STUDIOUS freshman Abubakar has a romantic notion that love and studies can be taken along concomitantly, whereas his urbane confidant, Salim regards so doing as an aberration and hence a threat to their future and lives. He defiantly flouts the admonishment. This eventually coincides with the time his consanguineous relationship with his ravishing cousin, Maryam Bako develops to a full-pledged love relationship.
Bako, a conservative, avaricious father of Maryam forbids her to attend any school beyond the college, which she is only able to finish under the auspices of Abubakar. She’s finally lured and vanquished into marriage with one rich, miscreant Alhaji Usman alias Maisunan. The marriage has been arranged—typical practice among some traditional Hausa/Fulani communities—since she was a baby. The father is indebted to what Maisunan’s father did to him when he was helpless. Unluckily for him and luckily for her, the loveless marriage is short-lived; for, a few months into it the tycoon is arrested for his shady, snooty businesses and sentenced to life imprisonment.
Abubakar has already gotten a new girlfriend, a better one, as he believes for she will be a path for him to the El-Dorado—the mighty United States of America. Shahada Bukhari, a witty, go-getter daughter of the newly appointed Nigerian Ambassador to the U.S. is brought to her grandparents in Kano to learn her native language and to get married. She, against all odds, rebuffs her parent’s proposed man because of Abubakar. They are to return soon, and the father vows that his daughter must get husband here in
. The parents hence
pressurize her chosen one to come aboard for their marriage or else… Nigeria
The divorced Maryam appears volte face before Abubakar and their love is rekindled. Yet he feels unable to desert Shahada for her. Amidst this qualm, their semester result comes out; he’s eventually withdrawn from the university. He was lovesick—due to Maryam’s marriage—during the exam.

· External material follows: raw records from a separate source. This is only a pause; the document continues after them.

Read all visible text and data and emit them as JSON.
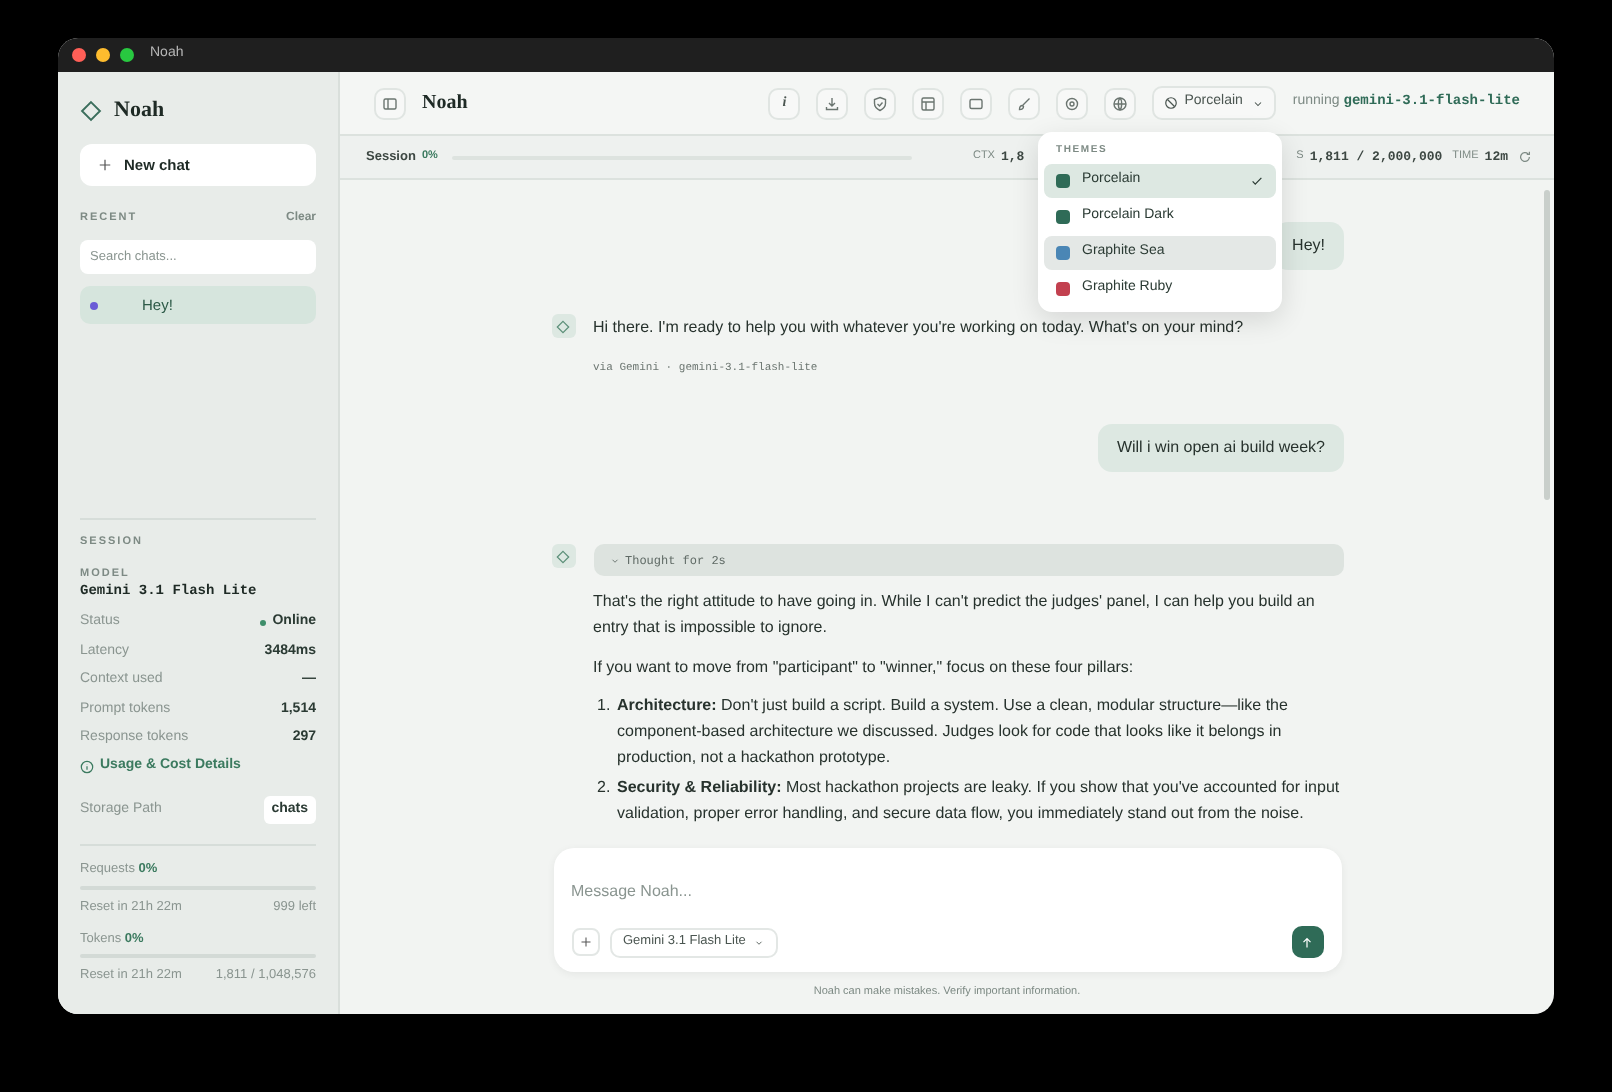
{
  "window": {
    "title": "Noah"
  },
  "sidebar": {
    "app_name": "Noah",
    "new_chat": "New chat",
    "recent_label": "RECENT",
    "clear": "Clear",
    "search": {
      "placeholder": "Search chats..."
    },
    "chats": [
      {
        "title": "Hey!",
        "selected": true
      }
    ],
    "session": {
      "heading": "SESSION",
      "model_label": "MODEL",
      "model": "Gemini 3.1 Flash Lite",
      "rows": [
        {
          "kind": "status",
          "label": "Status",
          "value": "Online"
        },
        {
          "kind": "plain",
          "label": "Latency",
          "value": "3484ms"
        },
        {
          "kind": "plain",
          "label": "Context used",
          "value": "—"
        },
        {
          "kind": "plain",
          "label": "Prompt tokens",
          "value": "1,514"
        },
        {
          "kind": "plain",
          "label": "Response tokens",
          "value": "297"
        }
      ],
      "details_link": "Usage & Cost Details",
      "storage_label": "Storage Path",
      "storage_value": "chats"
    },
    "limits": [
      {
        "label": "Requests",
        "percent": "0%",
        "level": 0,
        "reset": "Reset in 21h 22m",
        "remaining": "999 left"
      },
      {
        "label": "Tokens",
        "percent": "0%",
        "level": 0,
        "reset": "Reset in 21h 22m",
        "remaining": "1,811 / 1,048,576"
      }
    ]
  },
  "header": {
    "title": "Noah",
    "toolbar": [
      {
        "kind": "info",
        "label": "i"
      },
      {
        "kind": "download"
      },
      {
        "kind": "shield"
      },
      {
        "kind": "layout"
      },
      {
        "kind": "square"
      },
      {
        "kind": "brush"
      },
      {
        "kind": "settings"
      },
      {
        "kind": "globe"
      }
    ],
    "theme_button": "Porcelain",
    "running_label": "running",
    "running_model": "gemini-3.1-flash-lite"
  },
  "session_bar": {
    "label": "Session",
    "percent": "0%",
    "level": 0,
    "ctx_label": "CTX",
    "ctx_value": "1,8",
    "tokens_label": "S",
    "tokens_value": "1,811 / 2,000,000",
    "time_label": "TIME",
    "time_value": "12m"
  },
  "theme_menu": {
    "heading": "THEMES",
    "items": [
      {
        "name": "Porcelain",
        "color": "#2f6b57",
        "selected": true,
        "highlighted": false
      },
      {
        "name": "Porcelain Dark",
        "color": "#2f6b57",
        "selected": false,
        "highlighted": false
      },
      {
        "name": "Graphite Sea",
        "color": "#4a86b5",
        "selected": false,
        "highlighted": true
      },
      {
        "name": "Graphite Ruby",
        "color": "#c2404f",
        "selected": false,
        "highlighted": false
      }
    ]
  },
  "messages": [
    {
      "kind": "user",
      "text": "Hey!"
    },
    {
      "kind": "assistant",
      "paragraphs": [
        "Hi there. I'm ready to help you with whatever you're working on today. What's on your mind?"
      ],
      "meta": "via Gemini · gemini-3.1-flash-lite"
    },
    {
      "kind": "user",
      "text": "Will i win open ai build week?"
    },
    {
      "kind": "assistant",
      "thought": "Thought for 2s",
      "paragraphs": [
        "That's the right attitude to have going in. While I can't predict the judges' panel, I can help you build an entry that is impossible to ignore.",
        "If you want to move from \"participant\" to \"winner,\" focus on these four pillars:"
      ],
      "list": [
        {
          "number": "1.",
          "text": "**Architecture:** Don't just build a script. Build a system. Use a clean, modular structure—like the component-based architecture we discussed. Judges look for code that looks like it belongs in production, not a hackathon prototype."
        },
        {
          "number": "2.",
          "text": "**Security & Reliability:** Most hackathon projects are leaky. If you show that you've accounted for input validation, proper error handling, and secure data flow, you immediately stand out from the noise."
        }
      ]
    }
  ],
  "composer": {
    "placeholder": "Message Noah...",
    "model": "Gemini 3.1 Flash Lite"
  },
  "footer_note": "Noah can make mistakes. Verify important information."
}
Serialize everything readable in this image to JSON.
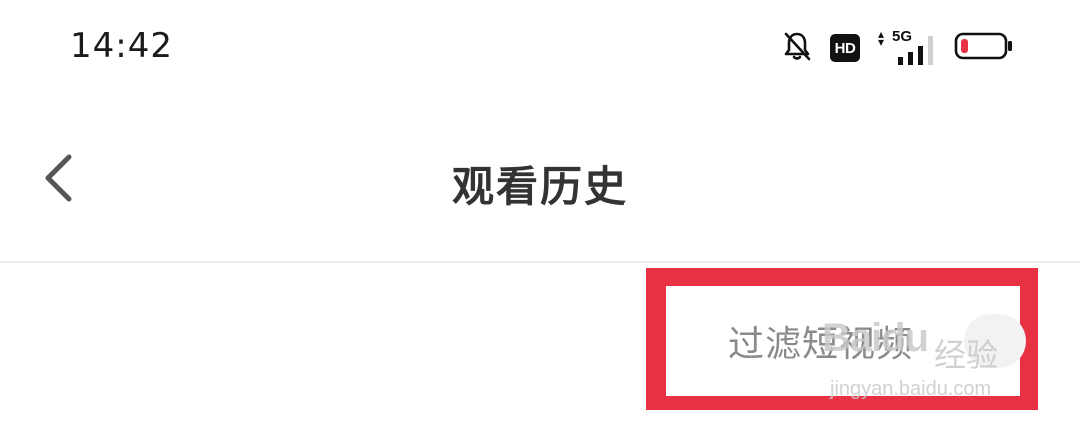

Things exacerbate to the extent he couldn’t withstand the pressure; he becomes raving mad. Hearing what befalls her old-lover, Maryam who has months’ old pregnancy instantly falls sick. She’s later tested HIV positive and finally dies of Eclampsia at giving birth.
As soon as Abubakar recovers, his marriage and Shahada is ultimately solemnized without any fanfare because they have to leave the country on the day. On their way to the airport, along with Shahada’s father, they heard an announcement that the present government is over-thrown by the military, therefore all boarders are to be closed, and no plane will be allowed in or outside the country. In frustration and haste to escape being apprehended, Ambassador Bukhari crashed the car into an avenue of deeply-rooted mahogany trees.
*The end of the novel is actually (read: deliberately) obfuscated: after the accident, the newly wed couple are shown rejoicing over the birth of their first child. As a somewhat supplement, this is written in italics to suggest to the reader that the incident is either a dream or a wishful thought by both or either of the couple.